**Action item:** Restate all of the entries verbatim.

######

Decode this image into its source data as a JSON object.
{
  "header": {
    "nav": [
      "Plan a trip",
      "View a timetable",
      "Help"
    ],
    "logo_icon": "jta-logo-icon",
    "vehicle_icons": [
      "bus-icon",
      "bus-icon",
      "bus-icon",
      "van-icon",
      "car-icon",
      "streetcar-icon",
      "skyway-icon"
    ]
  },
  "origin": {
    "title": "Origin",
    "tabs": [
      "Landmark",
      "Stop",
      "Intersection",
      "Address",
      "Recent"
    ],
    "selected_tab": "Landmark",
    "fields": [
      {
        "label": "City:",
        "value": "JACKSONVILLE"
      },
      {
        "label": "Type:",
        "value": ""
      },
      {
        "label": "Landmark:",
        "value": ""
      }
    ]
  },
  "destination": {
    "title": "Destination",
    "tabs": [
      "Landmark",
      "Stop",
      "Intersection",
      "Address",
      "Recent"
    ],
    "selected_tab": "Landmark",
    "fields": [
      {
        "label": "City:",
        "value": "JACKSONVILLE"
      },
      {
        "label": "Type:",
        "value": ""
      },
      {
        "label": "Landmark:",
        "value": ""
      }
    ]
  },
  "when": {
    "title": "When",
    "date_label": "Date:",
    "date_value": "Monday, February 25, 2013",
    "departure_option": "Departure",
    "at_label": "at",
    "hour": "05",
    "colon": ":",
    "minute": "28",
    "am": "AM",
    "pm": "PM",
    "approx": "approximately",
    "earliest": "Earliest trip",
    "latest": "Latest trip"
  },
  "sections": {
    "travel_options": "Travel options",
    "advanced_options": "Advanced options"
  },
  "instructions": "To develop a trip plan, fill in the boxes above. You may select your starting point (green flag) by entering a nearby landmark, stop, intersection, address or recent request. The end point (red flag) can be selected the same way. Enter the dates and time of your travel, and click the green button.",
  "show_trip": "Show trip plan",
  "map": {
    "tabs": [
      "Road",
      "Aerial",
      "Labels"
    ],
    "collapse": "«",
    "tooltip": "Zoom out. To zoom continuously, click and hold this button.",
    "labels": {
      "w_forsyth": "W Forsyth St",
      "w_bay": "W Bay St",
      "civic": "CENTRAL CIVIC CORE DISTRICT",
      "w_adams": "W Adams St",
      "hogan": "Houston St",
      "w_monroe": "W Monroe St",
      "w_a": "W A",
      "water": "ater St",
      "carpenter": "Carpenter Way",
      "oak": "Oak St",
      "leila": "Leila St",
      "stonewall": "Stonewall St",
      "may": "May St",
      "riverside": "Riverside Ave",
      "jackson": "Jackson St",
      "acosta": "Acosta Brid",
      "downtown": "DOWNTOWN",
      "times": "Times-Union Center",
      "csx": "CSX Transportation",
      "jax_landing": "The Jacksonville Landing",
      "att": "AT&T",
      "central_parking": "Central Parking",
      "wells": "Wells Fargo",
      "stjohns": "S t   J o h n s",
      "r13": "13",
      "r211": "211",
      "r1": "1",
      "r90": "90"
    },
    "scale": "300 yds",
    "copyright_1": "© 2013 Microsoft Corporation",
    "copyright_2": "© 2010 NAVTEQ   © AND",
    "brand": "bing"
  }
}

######

**Response area:**
Decode this image into its source data as a JSON object.
{
  "header": {
    "nav": [
      "Plan a trip",
      "View a timetable",
      "Help"
    ],
    "logo_icon": "jta-logo-icon",
    "vehicle_icons": [
      "bus-icon",
      "bus-icon",
      "bus-icon",
      "van-icon",
      "car-icon",
      "streetcar-icon",
      "skyway-icon"
    ]
  },
  "origin": {
    "title": "Origin",
    "tabs": [
      "Landmark",
      "Stop",
      "Intersection",
      "Address",
      "Recent"
    ],
    "selected_tab": "Landmark",
    "fields": [
      {
        "label": "City:",
        "value": "JACKSONVILLE"
      },
      {
        "label": "Type:",
        "value": ""
      },
      {
        "label": "Landmark:",
        "value": ""
      }
    ]
  },
  "destination": {
    "title": "Destination",
    "tabs": [
      "Landmark",
      "Stop",
      "Intersection",
      "Address",
      "Recent"
    ],
    "selected_tab": "Landmark",
    "fields": [
      {
        "label": "City:",
        "value": "JACKSONVILLE"
      },
      {
        "label": "Type:",
        "value": ""
      },
      {
        "label": "Landmark:",
        "value": ""
      }
    ]
  },
  "when": {
    "title": "When",
    "date_label": "Date:",
    "date_value": "Monday, February 25, 2013",
    "departure_option": "Departure",
    "at_label": "at",
    "hour": "05",
    "colon": ":",
    "minute": "28",
    "am": "AM",
    "pm": "PM",
    "approx": "approximately",
    "earliest": "Earliest trip",
    "latest": "Latest trip"
  },
  "sections": {
    "travel_options": "Travel options",
    "advanced_options": "Advanced options"
  },
  "instructions": "To develop a trip plan, fill in the boxes above. You may select your starting point (green flag) by entering a nearby landmark, stop, intersection, address or recent request. The end point (red flag) can be selected the same way. Enter the dates and time of your travel, and click the green button.",
  "show_trip": "Show trip plan",
  "map": {
    "tabs": [
      "Road",
      "Aerial",
      "Labels"
    ],
    "collapse": "«",
    "tooltip": "Zoom out. To zoom continuously, click and hold this button.",
    "labels": {
      "w_forsyth": "W Forsyth St",
      "w_bay": "W Bay St",
      "civic": "CENTRAL CIVIC CORE DISTRICT",
      "w_adams": "W Adams St",
      "hogan": "Houston St",
      "w_monroe": "W Monroe St",
      "w_a": "W A",
      "water": "ater St",
      "carpenter": "Carpenter Way",
      "oak": "Oak St",
      "leila": "Leila St",
      "stonewall": "Stonewall St",
      "may": "May St",
      "riverside": "Riverside Ave",
      "jackson": "Jackson St",
      "acosta": "Acosta Brid",
      "downtown": "DOWNTOWN",
      "times": "Times-Union Center",
      "csx": "CSX Transportation",
      "jax_landing": "The Jacksonville Landing",
      "att": "AT&T",
      "central_parking": "Central Parking",
      "wells": "Wells Fargo",
      "stjohns": "S t   J o h n s",
      "r13": "13",
      "r211": "211",
      "r1": "1",
      "r90": "90"
    },
    "scale": "300 yds",
    "copyright_1": "© 2013 Microsoft Corporation",
    "copyright_2": "© 2010 NAVTEQ   © AND",
    "brand": "bing"
  }
}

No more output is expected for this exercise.